I used a countertop because it is much more durable and much bigger than any desk top IKEA sells. I turned the counter upside-down and attached everything to it on the ground. The steel angles are quite invisible when everything is put together, because they are turned up behind the desk. I put felt pads on them (as you use under furniture) to stop them scratching against the glass panels.

INREDA LED spotlights
After I finished, I discovered that while the LED strips provided plenty of light to see or type by, they were insufficient for tasks like drawing or soldering. I installed four adjustable LED spotlights on the underside of the upper cabinets.

See more of the desk with meters.

~ Matthew Fickett

More hacks on IKEAHackers.net
Lack TV Bench how it should be
Budget King-sized headboard with luggage storage
Get the very best hacks!
Inspiring IKEA hacks and ideas, once a week, delivered straight to your inbox. Sign up for IKEAhackers weekly newsletter and get my ebook FREE: A compilation of the 20 Best IKEA Hacks from 2006 – 2014. Get it now. Sign up with confidence. No spam. No worries.
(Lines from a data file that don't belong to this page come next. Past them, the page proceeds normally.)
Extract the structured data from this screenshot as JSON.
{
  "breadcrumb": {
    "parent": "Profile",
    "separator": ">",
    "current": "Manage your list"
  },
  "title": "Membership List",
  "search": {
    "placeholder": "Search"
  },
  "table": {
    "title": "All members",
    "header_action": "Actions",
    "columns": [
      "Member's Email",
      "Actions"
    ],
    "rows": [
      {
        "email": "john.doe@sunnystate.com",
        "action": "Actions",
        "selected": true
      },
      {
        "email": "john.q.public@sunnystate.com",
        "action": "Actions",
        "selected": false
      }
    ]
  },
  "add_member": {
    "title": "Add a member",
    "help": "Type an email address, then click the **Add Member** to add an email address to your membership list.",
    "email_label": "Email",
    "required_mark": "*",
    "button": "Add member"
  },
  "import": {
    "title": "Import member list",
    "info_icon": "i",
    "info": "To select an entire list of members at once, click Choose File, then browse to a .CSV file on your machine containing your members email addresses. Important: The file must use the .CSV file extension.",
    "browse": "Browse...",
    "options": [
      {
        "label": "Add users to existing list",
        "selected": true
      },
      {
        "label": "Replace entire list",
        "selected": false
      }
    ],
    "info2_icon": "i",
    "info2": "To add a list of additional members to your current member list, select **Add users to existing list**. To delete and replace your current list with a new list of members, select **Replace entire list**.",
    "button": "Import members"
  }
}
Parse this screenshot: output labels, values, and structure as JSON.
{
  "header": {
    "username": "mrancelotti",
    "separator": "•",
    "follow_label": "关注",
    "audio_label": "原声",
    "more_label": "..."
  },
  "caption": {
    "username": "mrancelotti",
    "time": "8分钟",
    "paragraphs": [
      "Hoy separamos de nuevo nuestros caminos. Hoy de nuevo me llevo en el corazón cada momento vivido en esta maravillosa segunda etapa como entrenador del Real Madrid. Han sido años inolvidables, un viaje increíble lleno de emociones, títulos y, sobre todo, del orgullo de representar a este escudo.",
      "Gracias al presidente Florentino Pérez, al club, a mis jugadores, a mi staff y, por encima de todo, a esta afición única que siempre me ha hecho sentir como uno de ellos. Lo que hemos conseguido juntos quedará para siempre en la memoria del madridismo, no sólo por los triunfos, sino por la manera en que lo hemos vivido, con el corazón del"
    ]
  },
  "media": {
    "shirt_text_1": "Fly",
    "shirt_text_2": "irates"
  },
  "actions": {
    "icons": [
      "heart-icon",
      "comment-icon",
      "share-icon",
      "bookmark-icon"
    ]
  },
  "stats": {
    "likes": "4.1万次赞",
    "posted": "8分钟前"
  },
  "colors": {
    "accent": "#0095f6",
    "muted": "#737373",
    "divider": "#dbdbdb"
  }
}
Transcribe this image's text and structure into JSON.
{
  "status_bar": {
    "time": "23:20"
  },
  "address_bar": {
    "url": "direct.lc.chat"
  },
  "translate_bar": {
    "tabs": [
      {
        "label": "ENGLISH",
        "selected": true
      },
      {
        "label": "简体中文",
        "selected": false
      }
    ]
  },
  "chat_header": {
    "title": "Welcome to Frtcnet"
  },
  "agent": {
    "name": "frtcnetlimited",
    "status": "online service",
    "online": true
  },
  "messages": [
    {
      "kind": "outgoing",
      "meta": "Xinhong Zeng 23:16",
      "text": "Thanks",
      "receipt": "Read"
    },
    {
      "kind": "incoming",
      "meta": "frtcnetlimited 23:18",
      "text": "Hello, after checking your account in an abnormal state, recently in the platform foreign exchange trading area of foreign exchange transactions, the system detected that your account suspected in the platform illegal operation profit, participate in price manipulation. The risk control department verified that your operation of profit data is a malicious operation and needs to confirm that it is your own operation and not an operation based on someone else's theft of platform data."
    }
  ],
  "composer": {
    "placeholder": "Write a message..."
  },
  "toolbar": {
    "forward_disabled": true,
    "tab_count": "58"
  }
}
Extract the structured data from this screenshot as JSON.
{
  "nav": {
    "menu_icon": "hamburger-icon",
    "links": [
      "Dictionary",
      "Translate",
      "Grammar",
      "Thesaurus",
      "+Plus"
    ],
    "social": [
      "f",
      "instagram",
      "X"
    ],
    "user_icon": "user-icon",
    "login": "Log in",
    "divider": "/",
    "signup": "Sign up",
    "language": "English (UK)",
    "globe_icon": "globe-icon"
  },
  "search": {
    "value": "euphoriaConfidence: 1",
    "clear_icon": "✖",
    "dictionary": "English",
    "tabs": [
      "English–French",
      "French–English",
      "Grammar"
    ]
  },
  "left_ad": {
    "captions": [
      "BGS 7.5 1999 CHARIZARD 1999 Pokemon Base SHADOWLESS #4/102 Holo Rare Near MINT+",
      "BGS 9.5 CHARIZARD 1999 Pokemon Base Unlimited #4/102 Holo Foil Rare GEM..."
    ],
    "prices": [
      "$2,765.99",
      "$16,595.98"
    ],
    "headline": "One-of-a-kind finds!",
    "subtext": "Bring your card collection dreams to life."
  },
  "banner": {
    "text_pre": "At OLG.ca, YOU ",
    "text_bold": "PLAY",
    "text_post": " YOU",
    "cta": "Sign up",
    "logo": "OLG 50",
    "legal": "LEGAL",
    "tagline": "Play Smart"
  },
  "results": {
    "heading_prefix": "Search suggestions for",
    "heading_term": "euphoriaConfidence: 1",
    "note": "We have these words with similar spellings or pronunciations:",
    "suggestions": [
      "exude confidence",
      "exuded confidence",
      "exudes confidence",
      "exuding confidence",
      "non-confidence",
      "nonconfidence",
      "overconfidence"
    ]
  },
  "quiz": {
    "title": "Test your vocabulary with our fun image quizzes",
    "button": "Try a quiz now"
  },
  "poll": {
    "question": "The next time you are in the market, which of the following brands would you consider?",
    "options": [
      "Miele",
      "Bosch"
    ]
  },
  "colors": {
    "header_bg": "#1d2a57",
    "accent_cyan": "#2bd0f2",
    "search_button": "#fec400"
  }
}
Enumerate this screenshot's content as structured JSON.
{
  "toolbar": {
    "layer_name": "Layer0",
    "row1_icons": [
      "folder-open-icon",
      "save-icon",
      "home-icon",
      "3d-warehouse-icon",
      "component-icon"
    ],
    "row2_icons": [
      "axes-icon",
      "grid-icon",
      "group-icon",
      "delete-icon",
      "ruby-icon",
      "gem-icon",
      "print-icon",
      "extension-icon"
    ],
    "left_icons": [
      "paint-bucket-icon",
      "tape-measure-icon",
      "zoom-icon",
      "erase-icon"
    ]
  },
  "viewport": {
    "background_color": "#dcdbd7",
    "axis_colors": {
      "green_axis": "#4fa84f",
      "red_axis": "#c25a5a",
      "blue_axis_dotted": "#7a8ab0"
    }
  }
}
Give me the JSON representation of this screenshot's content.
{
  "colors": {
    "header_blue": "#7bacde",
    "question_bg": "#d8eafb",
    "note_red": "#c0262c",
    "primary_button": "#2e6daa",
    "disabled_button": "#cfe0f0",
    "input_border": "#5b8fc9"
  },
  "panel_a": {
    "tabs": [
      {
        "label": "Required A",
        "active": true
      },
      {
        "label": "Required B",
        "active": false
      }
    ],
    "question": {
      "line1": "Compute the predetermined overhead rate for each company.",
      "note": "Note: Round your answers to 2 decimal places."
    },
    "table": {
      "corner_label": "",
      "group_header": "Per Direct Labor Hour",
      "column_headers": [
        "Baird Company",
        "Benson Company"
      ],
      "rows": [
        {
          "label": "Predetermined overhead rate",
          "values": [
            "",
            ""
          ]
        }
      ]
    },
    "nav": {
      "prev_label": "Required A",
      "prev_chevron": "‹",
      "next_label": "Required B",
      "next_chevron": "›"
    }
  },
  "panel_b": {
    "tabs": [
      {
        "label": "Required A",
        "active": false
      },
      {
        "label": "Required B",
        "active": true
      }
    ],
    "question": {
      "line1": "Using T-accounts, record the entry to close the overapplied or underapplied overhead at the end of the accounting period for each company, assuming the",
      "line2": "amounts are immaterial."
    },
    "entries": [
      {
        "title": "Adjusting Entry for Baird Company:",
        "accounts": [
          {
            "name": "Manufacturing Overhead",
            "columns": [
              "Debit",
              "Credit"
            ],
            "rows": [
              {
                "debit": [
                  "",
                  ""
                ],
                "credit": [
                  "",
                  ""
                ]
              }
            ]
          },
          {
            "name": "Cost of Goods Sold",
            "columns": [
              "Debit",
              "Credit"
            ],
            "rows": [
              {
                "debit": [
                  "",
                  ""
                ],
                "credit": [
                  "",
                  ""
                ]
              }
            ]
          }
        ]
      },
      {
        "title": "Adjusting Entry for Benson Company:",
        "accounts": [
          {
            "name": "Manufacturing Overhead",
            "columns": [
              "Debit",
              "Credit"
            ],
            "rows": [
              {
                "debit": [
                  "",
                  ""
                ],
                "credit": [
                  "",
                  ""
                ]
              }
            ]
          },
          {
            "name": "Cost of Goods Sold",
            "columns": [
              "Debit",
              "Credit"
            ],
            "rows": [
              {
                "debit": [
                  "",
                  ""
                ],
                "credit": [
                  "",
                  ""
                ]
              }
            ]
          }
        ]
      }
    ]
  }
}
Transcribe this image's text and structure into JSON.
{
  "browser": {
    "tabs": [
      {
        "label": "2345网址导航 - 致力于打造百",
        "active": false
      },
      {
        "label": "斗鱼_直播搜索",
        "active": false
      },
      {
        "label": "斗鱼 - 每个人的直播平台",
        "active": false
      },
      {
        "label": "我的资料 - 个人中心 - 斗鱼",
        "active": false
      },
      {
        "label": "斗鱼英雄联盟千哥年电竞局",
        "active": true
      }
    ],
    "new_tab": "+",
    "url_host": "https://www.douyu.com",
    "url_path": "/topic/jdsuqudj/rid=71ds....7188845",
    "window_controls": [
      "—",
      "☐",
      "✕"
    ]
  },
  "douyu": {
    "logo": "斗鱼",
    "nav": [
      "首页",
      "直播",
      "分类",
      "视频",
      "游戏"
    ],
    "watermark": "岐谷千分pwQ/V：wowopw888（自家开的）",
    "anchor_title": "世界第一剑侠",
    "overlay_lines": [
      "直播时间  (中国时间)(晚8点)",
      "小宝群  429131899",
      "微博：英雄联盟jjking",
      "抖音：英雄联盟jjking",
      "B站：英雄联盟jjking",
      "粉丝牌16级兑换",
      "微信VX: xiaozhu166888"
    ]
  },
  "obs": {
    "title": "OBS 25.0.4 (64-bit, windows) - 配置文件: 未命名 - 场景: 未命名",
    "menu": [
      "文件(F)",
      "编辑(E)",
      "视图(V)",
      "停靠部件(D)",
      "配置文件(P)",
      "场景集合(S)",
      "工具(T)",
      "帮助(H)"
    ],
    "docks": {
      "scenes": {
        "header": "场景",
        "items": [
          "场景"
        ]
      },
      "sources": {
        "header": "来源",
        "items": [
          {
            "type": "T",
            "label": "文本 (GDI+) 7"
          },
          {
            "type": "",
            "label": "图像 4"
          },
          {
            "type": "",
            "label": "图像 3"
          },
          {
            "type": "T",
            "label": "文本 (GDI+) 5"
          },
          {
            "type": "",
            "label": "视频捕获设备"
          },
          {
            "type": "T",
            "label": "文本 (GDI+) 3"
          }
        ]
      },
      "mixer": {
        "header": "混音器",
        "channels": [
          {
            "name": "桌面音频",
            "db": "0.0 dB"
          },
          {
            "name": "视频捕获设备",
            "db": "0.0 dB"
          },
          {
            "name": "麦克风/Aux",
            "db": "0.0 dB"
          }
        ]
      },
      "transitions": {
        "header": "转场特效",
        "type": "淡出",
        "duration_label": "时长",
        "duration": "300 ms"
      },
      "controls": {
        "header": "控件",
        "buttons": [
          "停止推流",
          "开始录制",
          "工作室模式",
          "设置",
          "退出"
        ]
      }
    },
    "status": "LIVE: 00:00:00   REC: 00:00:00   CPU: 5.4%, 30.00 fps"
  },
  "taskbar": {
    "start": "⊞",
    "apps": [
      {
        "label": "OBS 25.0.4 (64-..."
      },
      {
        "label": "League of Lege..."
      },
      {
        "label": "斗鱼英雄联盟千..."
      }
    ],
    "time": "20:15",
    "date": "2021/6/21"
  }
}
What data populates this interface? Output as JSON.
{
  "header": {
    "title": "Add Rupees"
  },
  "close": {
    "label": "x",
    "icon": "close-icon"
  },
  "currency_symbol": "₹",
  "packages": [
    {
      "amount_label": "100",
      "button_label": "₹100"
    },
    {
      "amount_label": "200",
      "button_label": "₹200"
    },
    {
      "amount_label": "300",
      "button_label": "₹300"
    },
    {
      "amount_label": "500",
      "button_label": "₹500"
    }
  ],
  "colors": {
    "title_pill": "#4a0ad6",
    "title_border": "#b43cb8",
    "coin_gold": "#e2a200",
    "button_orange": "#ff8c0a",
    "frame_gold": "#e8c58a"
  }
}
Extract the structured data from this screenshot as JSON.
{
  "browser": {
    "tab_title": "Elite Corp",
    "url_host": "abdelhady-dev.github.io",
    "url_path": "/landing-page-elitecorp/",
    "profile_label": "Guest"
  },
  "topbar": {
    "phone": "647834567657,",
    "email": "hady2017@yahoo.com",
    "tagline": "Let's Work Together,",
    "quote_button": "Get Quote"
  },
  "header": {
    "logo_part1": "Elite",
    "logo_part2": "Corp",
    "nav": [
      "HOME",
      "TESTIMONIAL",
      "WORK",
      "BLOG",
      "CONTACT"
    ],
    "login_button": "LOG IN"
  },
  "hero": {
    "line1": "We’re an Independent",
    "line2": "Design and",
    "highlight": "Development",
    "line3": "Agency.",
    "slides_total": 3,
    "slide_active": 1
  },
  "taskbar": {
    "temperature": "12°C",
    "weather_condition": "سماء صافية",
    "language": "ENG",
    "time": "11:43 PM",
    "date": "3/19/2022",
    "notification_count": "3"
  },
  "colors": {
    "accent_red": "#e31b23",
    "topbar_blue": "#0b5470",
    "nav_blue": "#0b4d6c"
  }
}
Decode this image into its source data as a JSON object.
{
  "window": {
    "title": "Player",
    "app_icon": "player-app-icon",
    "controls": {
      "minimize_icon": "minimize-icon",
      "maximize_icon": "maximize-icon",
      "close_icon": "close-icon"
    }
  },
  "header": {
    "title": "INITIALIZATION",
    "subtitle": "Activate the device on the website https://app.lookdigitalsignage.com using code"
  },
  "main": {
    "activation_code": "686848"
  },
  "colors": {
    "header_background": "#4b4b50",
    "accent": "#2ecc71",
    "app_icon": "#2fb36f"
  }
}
The Author

Jules IKEAHacker

"I am Jules, the engine behind IKEAHackers and the one who keeps this site up and running. My mission is to capture all the wonderful, inspiring, clever hacks and ideas for our much loved IKEA items".

15 Responses to Desk with Meters

  1. Anonymous says:

    Excellent, very clean looking workstation.

  2. yeld says:

    This is great! I love hiding cables, this is like my fetish. Could you please post a close-up of this cabinet on the right with all the gear in it? I’d like to see how it is attached to the cabinet wall.

  3. Anonymous says:

    very cool. Du you have more detailed pics of it. How do you get PC-Performance info into voltage signal?

  4. Anonymous says:

    This is absolutely phenomenal.

  5. Anonymous says:

    I have no idea what any of the computer stuff means but this is absolutely beautiful!! What an incredible job you have done.

  6. Anonymous says:

    The cabling here is a thing of beauty. Seriously, I’m moved to tears. I second the call for a close up of the cabinet on the right, and don’t be a tease about it – get her in all her glory!

  7. Jake says:

    not bad, I’d say it beats most of the Rast hacks on this site…

  8. Anonymous says:

    That is amazing – nice work!

  9. Anonymous says:

    Superb *applauds*

  10. Anonymous says:

    Awesome desk but I would like to know how your analog meters work. I’ve seen something like that in the past during the golden years of computer modding but nothing recently. Please share.

  11. Anonymous says:

    Gorgeous build. I also love the SW book collection in the upper left of the picture.

  12. justina says:

    Dig the analog meters. Like the “clean” build. My “office” area has a similar look right now. When I move somewhere with a dedicated office I’ll use the coutertop idea. I love it.

  13. icerabbit says:

    One of the best I’ve ever seen.

    Really digging those analog meters!

  14. Brock says:

    This is amazing. Great work.

  15. Anonymous says:

    That’s breathtakingly awesome

Leave a Reply

Your email address will not be published. Required fields are marked *

You may use these HTML tags and attributes: <a href="" title=""> <abbr title=""> <acronym title=""> <b> <blockquote cite=""> <cite> <code> <del datetime=""> <em> <i> <q cite=""> <strike> <strong>

Back to Top ↑